Where most action-puzzle games feel the need to inundate players with disruptive cinematic cutscenes to keep them invested in the wider tale, Rime instead keeps things simple. “The story changed from adventure for the sake of adventure into one that explored innocence, and loss, and grief. Eventually it resembled a fable,” reflects Rubio. “In the sense that a fable has a structure that everyone can understand. No matter how old you are, where you’re from, a fable is a story so straightforward, yet it contains a message.” This desire to maintain universal appeal is key to silent videogame stories’ avoidance of overcomplexity, in the hope of guaranteeing some degree of emotional impact.
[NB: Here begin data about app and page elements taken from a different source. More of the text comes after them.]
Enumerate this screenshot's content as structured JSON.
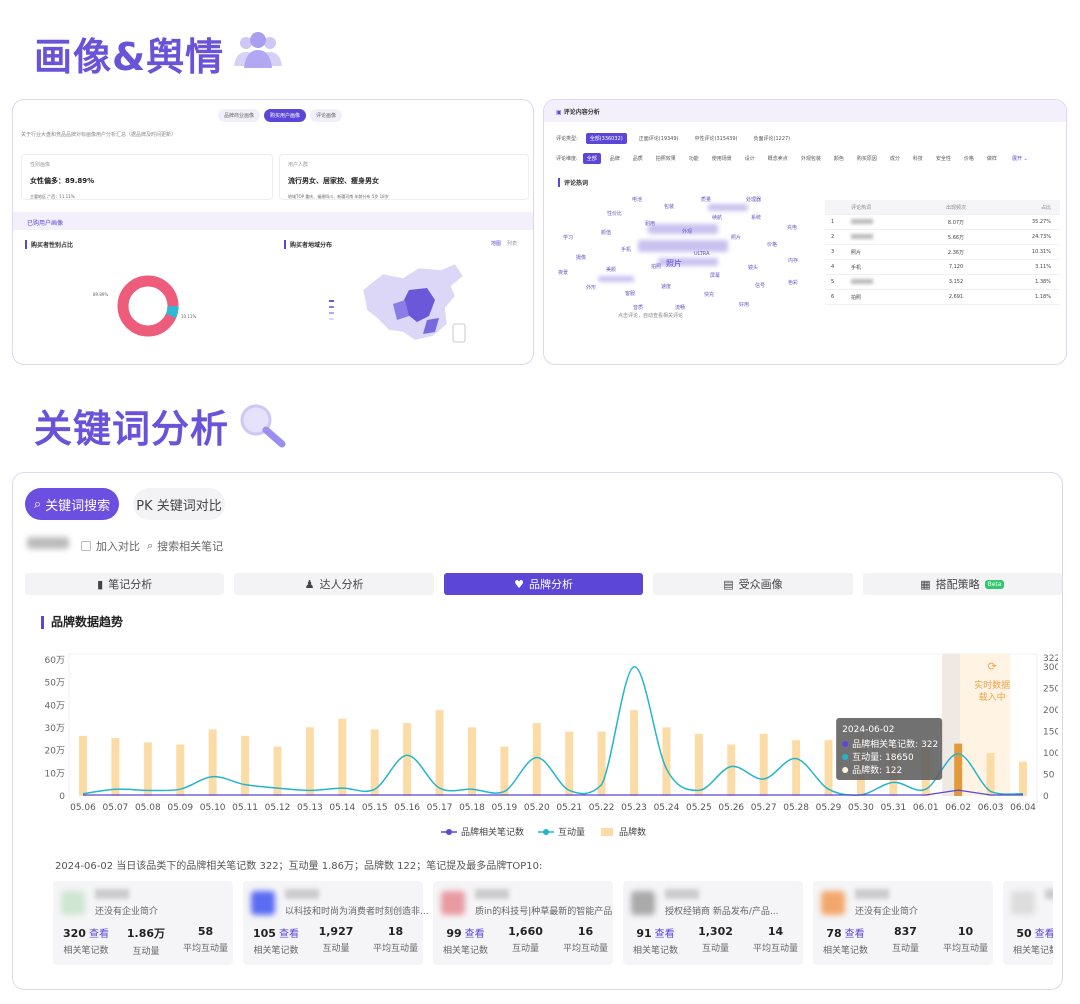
{
  "sections": {
    "portrait_title": "画像&舆情",
    "keyword_title": "关键词分析"
  },
  "portrait_card": {
    "tabs": [
      "品牌商业画像",
      "购买用户画像",
      "评论画像"
    ],
    "note": "关于行业大盘和竞品品牌对标画像用户分析汇总（据品牌及时间更新）",
    "gender_label": "性别画像",
    "gender_value": "女性偏多：89.89%",
    "gender_sub": "主要地区 广西：11.11%",
    "crowd_label": "用户人群",
    "crowd_value": "流行男女、居家控、瘦身男女",
    "crowd_sub": "地域TOP 重庆、福建四川、新疆河南  年龄分布 5岁 18岁",
    "section_header": "已购用户画像",
    "sub_left": "购买者性别占比",
    "sub_right": "购买者地域分布",
    "legend_a": "地图",
    "legend_b": "列表",
    "donut_left_label": "89.89%",
    "donut_right_label": "10.11%"
  },
  "comment_card": {
    "header": "评论内容分析",
    "type_label": "评论类型:",
    "types": [
      "全部(336032)",
      "正面评论(19349)",
      "中性评论(315439)",
      "负面评论(1227)"
    ],
    "dim_label": "评论维度:",
    "dims": [
      "全部",
      "品牌",
      "品质",
      "拍照效果",
      "功能",
      "使用场景",
      "设计",
      "概念卖点",
      "外观包装",
      "颜色",
      "购买原因",
      "成分",
      "科技",
      "安全性",
      "价格",
      "做样"
    ],
    "more": "展开 ⌄",
    "hot_label": "评论热词",
    "cloud_words": [
      "ULTRA",
      "拍照",
      "外观",
      "屏幕",
      "手机",
      "照片",
      "速度",
      "耐用",
      "镜头",
      "美颜",
      "续航",
      "快充",
      "颜值",
      "价格",
      "客服",
      "包装",
      "信号",
      "摄像",
      "系统",
      "流畅",
      "性价比",
      "内存",
      "外形",
      "质量",
      "好用",
      "学习",
      "充电",
      "音质",
      "电池",
      "色彩",
      "夜景",
      "处理器"
    ],
    "cloud_main": "照片",
    "cloud_footer": "点击评论，自动查看相关评论",
    "table_header": [
      "",
      "评论热词",
      "出现频次",
      "占比"
    ],
    "table_rows": [
      [
        "1",
        "",
        "8.07万",
        "35.27%"
      ],
      [
        "2",
        "",
        "5.66万",
        "24.73%"
      ],
      [
        "3",
        "照片",
        "2.36万",
        "10.31%"
      ],
      [
        "4",
        "手机",
        "7,120",
        "3.11%"
      ],
      [
        "5",
        "",
        "3,152",
        "1.38%"
      ],
      [
        "6",
        "拍照",
        "2,691",
        "1.18%"
      ]
    ]
  },
  "keyword_card": {
    "search_pill": "关键词搜索",
    "pk_pill": "PK 关键词对比",
    "add_compare": "加入对比",
    "search_notes": "搜索相关笔记",
    "tabs": [
      {
        "label": "笔记分析",
        "icon": "notebook-icon"
      },
      {
        "label": "达人分析",
        "icon": "user-icon"
      },
      {
        "label": "品牌分析",
        "icon": "diamond-icon"
      },
      {
        "label": "受众画像",
        "icon": "profile-icon"
      },
      {
        "label": "搭配策略",
        "icon": "strategy-icon",
        "badge": "Beta"
      }
    ],
    "active_tab": 2,
    "trend_title": "品牌数据趋势",
    "loading_text": "实时数据载入中",
    "summary": "2024-06-02 当日该品类下的品牌相关笔记数 322；互动量 1.86万；品牌数 122；笔记提及最多品牌TOP10:",
    "brand_cards": [
      {
        "desc": "还没有企业简介",
        "notes": "320",
        "look": "查看",
        "interact": "1.86万",
        "avg": "58",
        "logo_color": "#cfe6d2"
      },
      {
        "desc": "以科技和时尚为消费者时刻创造非...",
        "notes": "105",
        "look": "查看",
        "interact": "1,927",
        "avg": "18",
        "logo_color": "#5a6cf2"
      },
      {
        "desc": "质in的科技号|种草最新的智能产品",
        "notes": "99",
        "look": "查看",
        "interact": "1,660",
        "avg": "16",
        "logo_color": "#e89aa1"
      },
      {
        "desc": "授权经销商 新品发布/产品...",
        "notes": "91",
        "look": "查看",
        "interact": "1,302",
        "avg": "14",
        "logo_color": "#aaaaaa"
      },
      {
        "desc": "还没有企业简介",
        "notes": "78",
        "look": "查看",
        "interact": "837",
        "avg": "10",
        "logo_color": "#f2a86c"
      },
      {
        "desc": "",
        "notes": "50",
        "look": "查看",
        "interact": "",
        "avg": "",
        "logo_color": "#dddddd"
      }
    ],
    "stat_labels": {
      "notes": "相关笔记数",
      "interact": "互动量",
      "avg": "平均互动量"
    }
  },
  "chart_data": {
    "type": "bar",
    "categories": [
      "05.06",
      "05.07",
      "05.08",
      "05.09",
      "05.10",
      "05.11",
      "05.12",
      "05.13",
      "05.14",
      "05.15",
      "05.16",
      "05.17",
      "05.18",
      "05.19",
      "05.20",
      "05.21",
      "05.22",
      "05.23",
      "05.24",
      "05.25",
      "05.26",
      "05.27",
      "05.28",
      "05.29",
      "05.30",
      "05.31",
      "06.01",
      "06.02",
      "06.03",
      "06.04"
    ],
    "series": [
      {
        "name": "品牌相关笔记数",
        "axis": "left",
        "values": [
          2,
          2,
          2,
          2,
          2,
          2,
          2,
          2,
          2,
          2,
          2,
          2,
          2,
          2,
          2,
          2,
          2,
          2,
          2,
          2,
          2,
          2,
          2,
          2,
          2,
          2,
          2,
          322,
          2,
          2
        ],
        "color": "#5b46d8",
        "kind": "line"
      },
      {
        "name": "互动量",
        "axis": "left",
        "values": [
          1000,
          3000,
          2500,
          3000,
          8500,
          5000,
          3500,
          2500,
          3500,
          3000,
          18000,
          3500,
          3000,
          2000,
          17000,
          2500,
          5000,
          57000,
          12000,
          2500,
          13000,
          7500,
          16500,
          3000,
          500,
          6000,
          3000,
          18650,
          2000,
          1000
        ],
        "color": "#23b5cc",
        "kind": "line"
      },
      {
        "name": "品牌数",
        "axis": "right",
        "values": [
          140,
          135,
          125,
          120,
          155,
          140,
          115,
          160,
          180,
          155,
          170,
          200,
          160,
          115,
          170,
          150,
          150,
          200,
          160,
          145,
          120,
          145,
          130,
          130,
          145,
          130,
          120,
          122,
          100,
          80
        ],
        "color": "#fcdca6",
        "kind": "bar"
      }
    ],
    "y_left": {
      "ticks": [
        "0",
        "10万",
        "20万",
        "30万",
        "40万",
        "50万",
        "60万"
      ],
      "max": 60000
    },
    "y_right": {
      "ticks": [
        "0",
        "50",
        "100",
        "150",
        "200",
        "250",
        "300",
        "322"
      ],
      "max": 322
    },
    "tooltip": {
      "date": "2024-06-02",
      "lines": [
        "品牌相关笔记数: 322",
        "互动量: 18650",
        "品牌数: 122"
      ]
    },
    "highlight_index": 27
  }
}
It helps that, as ambiguous as the narratives of games like Journey, Limbo, and Hob can be, the universal languages of interaction, exploration, and music are always on hand to prevent players from becoming too muddled. “The music helps a lot to convey mood and set an atmosphere and tone for things,” Alex Preston, the creator of 16-bit action-RPG throwback Hyper Light Drifter tells us. “And the visual stuff, whether that’s a character animation or a setpiece that happens in the
world. Or just the colour and detail in a level, that stuff matters if you want to draw the player’s eye over to a specific element in the game when we’re trying to convey something specific.”
Getting across what is going on, what isn’t, and what might be possible within a silent narrative proves a tricky balancing act. The story behind Hyper Light Drifter, for example, is that an ancient race came and caused much devastation long before the drifter’s eventual arrival – and that’s not the easiest thing to pass on without dialogue. “With our world in particular, there’s a lot of stuff going on that we didn’t want to make super-explicit.” An intentional choice long before the game launched on Kickstarter, Preston suggests there’s method in his madness. “I think when you’re doing storytelling period, you want to give the audience enough information to draw them in and keep them interested but you don’t want to push them too far so that it becomes boring.”
Both Hyper Light Drifter and Rime’s stories are classic cases of ‘show, don’t tell’, requiring a great deal of faith between developer and player that reaching the end of the journey, however mysterious, everything will have been worthwhile. Success might be subjective, but one thing that’s always certain is these stories will be construed in different ways by different players. Sometimes interpretations even surprise those who created them. “That’s part of the fascination,” muses Preston. “When I read other interpretations, or I see a video that explores in-depth why maybe ‘this part of the world is this way’. To me, that’s part of the joy in making a story that’s a little more interpretive.”
The same can be said for Rime which, following release, touched players to such a degree, many sent in their own reactions to its emotional conclusion. “We received over 300 letters from fans,” reveals Rubio. “They told us personal experiences of loss, grief, and they told us what they thought the ending was. All of them were different. Some of them were sad and some of them were hopeful, and that actually surprised me a lot. For me, the ending is that ‘every end is a new beginning’.” Despite this being the meaning Rubio personally had in mind, he’s quick to remind us that there is no wrong answer.
With the future of narrative-driven single-player games recently being called into question, it falls not only to indie developers to continue finding new and artistic ways to grip us, and encourage the genre to thrive. Like the wordless wanderers themselves who persevere in the hope of finding resolution, if players want it, such experiences will be there. Providing we make ourselves heard.